On a good day, if they behave, the Sad Beige Children get to go to the playground, where they play with their Sad Beige Friends. The playground, all metal and plastic in bright primary colors, is just the perfect backdrop for the children to look extra Sad and Beige. The Sad Beige Parents love this, because the contrasting setting makes it easy to keep an eye on their children, looking so Sad and Beige in comparison.

The Sad Beige Heterosexual Couples—the Sad Beige Parents—sit on park benches and chat about all of the Sad Beige Purchases they have made since they last saw one another. They order Sad Beige Toys that come in Sad Beige Boxes, which they bring into their Sad Beige Apartments. They slice them open with scissors and say, “Look, honey, this will go so well with our Sad Beige Furniture!” The Sad Beige Children will play with them because they are toys.

Not every Sad Beige Family can afford to send their Sad Beige Children to a Sad Beige School, but the Saddest and Beigest always make sure that they can. There, they will learn Sad Beige Life Skills to be Sad Beige Independent Citizens, because they can’t rely on their Sad Beige Parents forever.

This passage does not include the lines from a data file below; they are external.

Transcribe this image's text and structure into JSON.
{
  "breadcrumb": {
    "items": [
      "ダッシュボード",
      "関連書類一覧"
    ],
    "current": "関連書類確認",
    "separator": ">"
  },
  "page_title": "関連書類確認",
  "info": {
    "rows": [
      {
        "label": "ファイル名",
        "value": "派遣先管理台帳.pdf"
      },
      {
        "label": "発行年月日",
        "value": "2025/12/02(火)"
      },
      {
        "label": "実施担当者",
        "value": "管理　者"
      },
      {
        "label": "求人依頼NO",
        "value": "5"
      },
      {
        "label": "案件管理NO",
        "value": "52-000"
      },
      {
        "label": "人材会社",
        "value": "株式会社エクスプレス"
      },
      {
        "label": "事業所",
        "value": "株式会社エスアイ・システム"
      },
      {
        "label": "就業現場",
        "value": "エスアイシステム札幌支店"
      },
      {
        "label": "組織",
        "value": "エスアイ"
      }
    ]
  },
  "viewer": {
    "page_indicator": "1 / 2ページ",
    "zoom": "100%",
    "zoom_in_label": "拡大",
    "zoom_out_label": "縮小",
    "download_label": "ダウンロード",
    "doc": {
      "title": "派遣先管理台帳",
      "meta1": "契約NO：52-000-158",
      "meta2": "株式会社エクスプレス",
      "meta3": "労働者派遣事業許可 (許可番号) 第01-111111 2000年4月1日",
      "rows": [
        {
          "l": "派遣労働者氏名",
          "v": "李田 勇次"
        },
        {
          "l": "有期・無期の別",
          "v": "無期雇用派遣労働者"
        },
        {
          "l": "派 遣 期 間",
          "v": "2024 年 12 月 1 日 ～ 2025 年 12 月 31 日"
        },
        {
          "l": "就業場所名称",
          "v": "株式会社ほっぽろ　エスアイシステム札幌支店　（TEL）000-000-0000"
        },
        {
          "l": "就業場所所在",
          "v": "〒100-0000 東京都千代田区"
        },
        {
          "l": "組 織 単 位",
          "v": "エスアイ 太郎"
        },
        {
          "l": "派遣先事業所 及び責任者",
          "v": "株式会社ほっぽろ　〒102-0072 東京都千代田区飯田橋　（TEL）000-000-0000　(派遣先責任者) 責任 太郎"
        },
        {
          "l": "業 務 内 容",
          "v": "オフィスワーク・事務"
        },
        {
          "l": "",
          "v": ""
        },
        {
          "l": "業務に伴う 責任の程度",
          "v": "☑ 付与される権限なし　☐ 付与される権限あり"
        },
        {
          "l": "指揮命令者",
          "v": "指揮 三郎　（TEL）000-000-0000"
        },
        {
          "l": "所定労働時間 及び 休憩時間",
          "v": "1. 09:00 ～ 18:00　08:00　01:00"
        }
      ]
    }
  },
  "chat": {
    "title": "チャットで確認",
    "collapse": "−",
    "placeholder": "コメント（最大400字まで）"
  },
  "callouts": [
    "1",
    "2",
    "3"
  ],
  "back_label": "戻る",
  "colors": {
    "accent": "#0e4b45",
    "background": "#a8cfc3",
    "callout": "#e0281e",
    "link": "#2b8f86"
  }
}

I wonder if I missed out on anything, living a life so Unsad and Unbeige. Maybe the Sad Beige Families are onto something. But for some reason, whenever I see Sad Beige Parents with a newborn, yet to be colored in, I feel the urge to scoop the baby out of their arms and run away.